That a lot of research has gone into the making of this book is evident from the very first chapter. It seems like a product of a lot of hard work not to mention innumerous hours. The examples quoted in the book are not just diverse in terms of the time period but also in terms of occupational fields and in their relevance to women from both urban and rural backgrounds.

While on one hand, we get to read about Kalpana Chawla and Indra Nooyi, on the other we have strong women like Chand Bibi and Ahilyabai Holkar. Rudrama Devi, Sucheta Kriplani, Captain Lakshmi Sehgal, Chhavi Rajawat, Matangini Hazra, and Dr. Tessy Thomas are a few of those talented and fearless women whose names you would come across in this book.

What did I like?

For those seeking knowledge, this book would be god sent. I love how it has been written keeping Indian women and their struggles at its core. It is so exhaustive and extensive in its content and examples that a researcher would greatly benefit from every single page of this book.

I also like the tone of the book. It is personal and at the same time universal. It is subtle yet powerful, polite yet assertive, and at the same time urgent yet accommodating. This is a commendable feat that the author has achieved in her very first book.

What did I not like?

There are two things that I did not like in the book. The first is the information overdose.

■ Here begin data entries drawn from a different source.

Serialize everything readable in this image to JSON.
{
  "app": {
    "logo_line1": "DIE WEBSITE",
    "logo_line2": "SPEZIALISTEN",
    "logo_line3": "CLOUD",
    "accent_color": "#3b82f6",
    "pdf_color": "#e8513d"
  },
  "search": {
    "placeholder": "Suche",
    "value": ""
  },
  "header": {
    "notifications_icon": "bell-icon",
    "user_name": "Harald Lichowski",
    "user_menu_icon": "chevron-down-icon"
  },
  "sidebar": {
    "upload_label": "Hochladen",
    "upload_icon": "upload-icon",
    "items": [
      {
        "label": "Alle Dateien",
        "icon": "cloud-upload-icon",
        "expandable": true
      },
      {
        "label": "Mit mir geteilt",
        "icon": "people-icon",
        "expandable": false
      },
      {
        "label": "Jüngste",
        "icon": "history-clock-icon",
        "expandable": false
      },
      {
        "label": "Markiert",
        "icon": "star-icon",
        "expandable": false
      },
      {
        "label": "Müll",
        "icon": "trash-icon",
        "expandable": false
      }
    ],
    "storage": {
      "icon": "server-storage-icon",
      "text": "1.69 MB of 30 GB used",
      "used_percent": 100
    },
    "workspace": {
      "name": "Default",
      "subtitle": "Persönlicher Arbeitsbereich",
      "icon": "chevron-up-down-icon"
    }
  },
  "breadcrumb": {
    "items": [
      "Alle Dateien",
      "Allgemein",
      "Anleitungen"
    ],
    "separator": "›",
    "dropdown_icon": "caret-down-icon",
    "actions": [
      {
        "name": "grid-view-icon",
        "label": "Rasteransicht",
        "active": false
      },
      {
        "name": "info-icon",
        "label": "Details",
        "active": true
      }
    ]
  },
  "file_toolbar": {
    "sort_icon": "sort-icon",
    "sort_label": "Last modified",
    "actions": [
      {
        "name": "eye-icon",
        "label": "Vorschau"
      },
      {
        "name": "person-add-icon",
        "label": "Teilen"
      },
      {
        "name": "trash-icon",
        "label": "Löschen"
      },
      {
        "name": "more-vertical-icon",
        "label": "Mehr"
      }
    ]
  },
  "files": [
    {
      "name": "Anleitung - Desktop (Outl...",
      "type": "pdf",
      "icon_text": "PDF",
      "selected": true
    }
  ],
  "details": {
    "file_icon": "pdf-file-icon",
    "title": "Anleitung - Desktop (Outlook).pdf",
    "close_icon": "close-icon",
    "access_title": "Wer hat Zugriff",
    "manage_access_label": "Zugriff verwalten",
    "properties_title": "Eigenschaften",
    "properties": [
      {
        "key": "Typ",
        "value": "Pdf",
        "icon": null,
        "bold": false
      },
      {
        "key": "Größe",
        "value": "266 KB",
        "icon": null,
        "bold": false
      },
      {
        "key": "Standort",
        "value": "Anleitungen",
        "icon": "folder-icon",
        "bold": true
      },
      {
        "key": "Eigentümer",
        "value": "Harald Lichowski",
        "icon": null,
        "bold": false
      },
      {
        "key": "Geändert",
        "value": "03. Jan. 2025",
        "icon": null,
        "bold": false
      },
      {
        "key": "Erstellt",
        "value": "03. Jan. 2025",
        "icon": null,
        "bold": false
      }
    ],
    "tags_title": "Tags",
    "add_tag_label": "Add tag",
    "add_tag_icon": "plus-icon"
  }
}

There are innumerous examples in every single chapter and though this seems quite interesting and informative at first, it soon gets a little tiring for the reader.

My second qualm with the book is the way it is structured. SHE: A Message for those who Belittle Girls! leaves a lot to be desired especially when it comes to typesetting, the font styling, and sizing and the overall concern for the reader’s comfort. The paragraphs are too crowded, the font too small and the margins too narrow. This makes reading the book a not so pleasant experience.

What could have been better?

The structuring and planning of the content could have been better. For a nonfiction book of such magnitude, it is important to keep the content interesting because after a while things can get quite monotonous. And this is exactly what happens with SHE: A Message for those who Belittle Girls!

A small suggestion would be to use an optimum mix of charts, graphs, diagrams, pictures, illustrations, a recap section or box, bullet points, examples and personal anecdotes to keep things less monotonous. 

In the end

In the end, SHE: A Message for those who Belittle Girls! is a book that heralds a new age of feminist nonfiction in India. It is a book aimed to change perceptions and mindsets and thus should be on every feminist’s reading radar.

My final verdict

Can be read!

Pick it up

  • If you like books that talk about social issues.
  • If you are looking for a serious read.
  • If you are looking for a book on feminism especially in the Indian context.
  • If you like books with a lot of examples.
  • If you don’t mind amateurish writing.
  • If you are doing research on the subject of feminism in India then this would be an informative read.

Skip it

  • If you don’t like nonfiction.
  • If you are looking for light nonfiction.
  • If you are not comfortable reading books that have small fonts and narrow margins.
  • If you don’t enjoy books that have an information overload.
  • If you are looking for very high-quality content on feminism.

Can’t wait to read it? Buy SHE: A Message for those who Belittle Girls! using the link below.